Fanau Ola nurse case manager and proud Cook Islander, Matangaro Rima, talks about her found passion for nursing and how weaving culture and faith into her life is essential.
“I have been a nurse for 13 years, working in ward nine and radiology before starting with the Fanau Ola team. My current role is to engage with members of the Pacific community who have high and complex health and social needs. We attempt to engage people with services and specialists that are readily available, using a holistic approach. Through this connection, we also work hard to educate people about self-sufficiency and independence with their health.
“I am passionate about this work and supporting and caring for Pacific people.”
Before becoming a nurse, Matangaro wasn’t always sure what she wanted to be in life.

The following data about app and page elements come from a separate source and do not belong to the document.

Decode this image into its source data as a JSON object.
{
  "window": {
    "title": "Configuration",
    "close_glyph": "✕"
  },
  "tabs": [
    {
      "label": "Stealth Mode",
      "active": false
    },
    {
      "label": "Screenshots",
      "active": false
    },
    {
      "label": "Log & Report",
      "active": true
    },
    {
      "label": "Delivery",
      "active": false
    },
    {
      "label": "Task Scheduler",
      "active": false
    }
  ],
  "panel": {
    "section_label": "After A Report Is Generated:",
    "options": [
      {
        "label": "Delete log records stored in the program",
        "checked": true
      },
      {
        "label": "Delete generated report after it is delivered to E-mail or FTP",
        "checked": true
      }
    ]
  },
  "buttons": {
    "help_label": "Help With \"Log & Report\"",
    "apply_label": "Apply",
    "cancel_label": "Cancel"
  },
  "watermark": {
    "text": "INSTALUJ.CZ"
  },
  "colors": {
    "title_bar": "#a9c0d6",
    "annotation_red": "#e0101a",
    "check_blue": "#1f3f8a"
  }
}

“I grew up in South Auckland and attended Manurewa High School. I failed School Certificate and didn’t finish school. After I left, I studied business computing and administration because I had enjoyed typing, but I was still unsure of what to do next.

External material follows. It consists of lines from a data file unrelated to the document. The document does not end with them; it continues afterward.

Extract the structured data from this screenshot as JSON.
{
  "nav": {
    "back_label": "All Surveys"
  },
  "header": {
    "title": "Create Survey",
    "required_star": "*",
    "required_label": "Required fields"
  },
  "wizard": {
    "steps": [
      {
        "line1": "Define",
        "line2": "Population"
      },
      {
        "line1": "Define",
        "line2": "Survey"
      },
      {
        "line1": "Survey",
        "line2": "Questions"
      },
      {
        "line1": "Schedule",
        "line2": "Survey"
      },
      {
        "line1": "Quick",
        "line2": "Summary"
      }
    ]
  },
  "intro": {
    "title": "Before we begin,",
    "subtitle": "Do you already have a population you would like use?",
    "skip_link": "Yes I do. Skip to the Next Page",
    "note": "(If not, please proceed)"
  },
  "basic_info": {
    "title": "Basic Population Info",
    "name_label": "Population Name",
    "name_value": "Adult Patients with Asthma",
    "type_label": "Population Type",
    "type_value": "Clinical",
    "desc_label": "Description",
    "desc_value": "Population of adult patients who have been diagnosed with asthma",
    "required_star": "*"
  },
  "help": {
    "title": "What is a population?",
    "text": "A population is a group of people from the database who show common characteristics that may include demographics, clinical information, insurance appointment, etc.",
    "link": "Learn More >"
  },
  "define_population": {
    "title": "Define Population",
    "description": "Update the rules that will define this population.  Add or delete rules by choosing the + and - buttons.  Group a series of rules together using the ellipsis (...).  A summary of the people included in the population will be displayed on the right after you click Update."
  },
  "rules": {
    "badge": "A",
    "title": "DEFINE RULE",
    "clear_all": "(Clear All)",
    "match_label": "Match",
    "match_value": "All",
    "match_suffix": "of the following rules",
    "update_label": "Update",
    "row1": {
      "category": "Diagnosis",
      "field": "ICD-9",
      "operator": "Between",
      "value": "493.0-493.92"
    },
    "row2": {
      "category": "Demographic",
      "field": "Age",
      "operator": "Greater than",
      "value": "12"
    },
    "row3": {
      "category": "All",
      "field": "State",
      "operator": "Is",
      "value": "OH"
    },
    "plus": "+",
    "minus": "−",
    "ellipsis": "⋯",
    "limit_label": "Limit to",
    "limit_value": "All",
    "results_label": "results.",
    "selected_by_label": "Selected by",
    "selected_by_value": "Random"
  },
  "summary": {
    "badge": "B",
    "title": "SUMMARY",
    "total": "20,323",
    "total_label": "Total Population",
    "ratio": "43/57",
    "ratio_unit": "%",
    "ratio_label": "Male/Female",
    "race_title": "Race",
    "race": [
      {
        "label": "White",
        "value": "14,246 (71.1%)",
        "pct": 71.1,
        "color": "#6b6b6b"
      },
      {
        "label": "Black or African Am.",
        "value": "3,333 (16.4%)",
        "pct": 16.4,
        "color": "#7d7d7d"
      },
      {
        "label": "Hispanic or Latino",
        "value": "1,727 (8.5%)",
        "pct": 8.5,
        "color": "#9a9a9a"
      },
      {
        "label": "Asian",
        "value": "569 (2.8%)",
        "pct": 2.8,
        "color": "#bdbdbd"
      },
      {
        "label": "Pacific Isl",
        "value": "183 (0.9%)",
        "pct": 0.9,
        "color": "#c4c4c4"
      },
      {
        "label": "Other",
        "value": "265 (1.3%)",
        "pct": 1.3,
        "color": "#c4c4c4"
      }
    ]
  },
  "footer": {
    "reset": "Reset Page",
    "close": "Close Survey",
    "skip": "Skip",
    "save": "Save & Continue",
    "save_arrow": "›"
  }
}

“My father was a very sick man, who was always in and out of the hospital because of health. Whether it was at home or the hospital, there was always the mention of the career of nursing, and every visit to the hospital would end in long lectures about how I would be a good nurse and how proud he would be.”
Mata started her nursing journey with a certificate in nursing from AUT in 2002, while she was pregnant with her first son, and the drive to become a nurse was not strong.
“When I decided to become a registered nurse, it took me four and a half years to complete my degree. I had another baby during this time, and having a family and wanting to provide for them finally gave me the drive to succeed in nursing.
“When I completed my studies, it was incredible to see my father at the graduation ceremony. My father was a very humble man but seeing the pride on his face when I walked back to my set was very rewarding.”
Mata’s parents were born in Mangaia, Cook Islands, and migrated in the 1970’s to New Zealand in search of new opportunities in the ‘land of milk and honey’.
“Growing up in New Zealand, I was very fortunate to have been exposed to the Cook Islands culture. Knowing my akapapaanga (genealogy) is very important to me. It has given me a sense of identity and confidence in myself. When someone asks me ‘who is my family’, I can provide an in-depth answer, and I think that shows how I was brought up and how important knowing my family is.
“It has also helped me connect with my Cook Islands patients through determining bloodlines. Once you make that link, you can engage with the patient. That is what is unique about our Pacific Islands people; we can engage with our very own.”
Mata says the Cook Islands are a unique nation, and the people are hospitable and welcoming.
“We are a happy people, and we like to smile and laugh and have a great time.
“Te tara Mangaia, the Mangaian Language, was always spoken to me by my parents and extended family, so growing up, I always knew the Mangaian dialect.
“I attended church every Sunday, so reading the bible in Cook Islands and finding its’ translation from the English bible helped me to learn my words. I was not ‘smacked with the kikau broom’ instead, it was the look.”
Faith is an essential aspect of Mata’s life, and she says God is what keeps her focused, grounded, and gets her out of bed.
“If it weren’t for God, I would not have the strength to do my work and to be calm in situations that are out of my control.
“Providing and being responsible for my family is also what drives me in my career. And I am thankful every day that I have a warm and dry home, that I have clothes, food to eat, all because of where I am today.”
Mata is proud of what she has achieved for herself and her family and says she wants young Cook Islanders and Pacific people to know they are needed in health.
“Only we can look after our own because we know who we are and what we are like. We understand the characteristics and mannerisms of our people and are able to adapt to it.
“Take that time to have that journey to find out who you are and where you come from. Know who your ui tupuna is, because they are your backbone.”
The highlight of Mata’s journey was in 2018, when she completed her postgraduate diploma in health science.
“I was eight months pregnant with my fourth child when I walked the stage to receive my certificate. Unfortunately, my father had passed in 2012, so he didn’t get to see this achievement, but I know he would be happy for me and proud.
"Yes life may present you with many obstacles on your journey, but never give up on that goal you have. One day, you will look back and say, wow, I did that."
Kia mataora to tatou Epetemoa o te reo Maori Kuki Airani.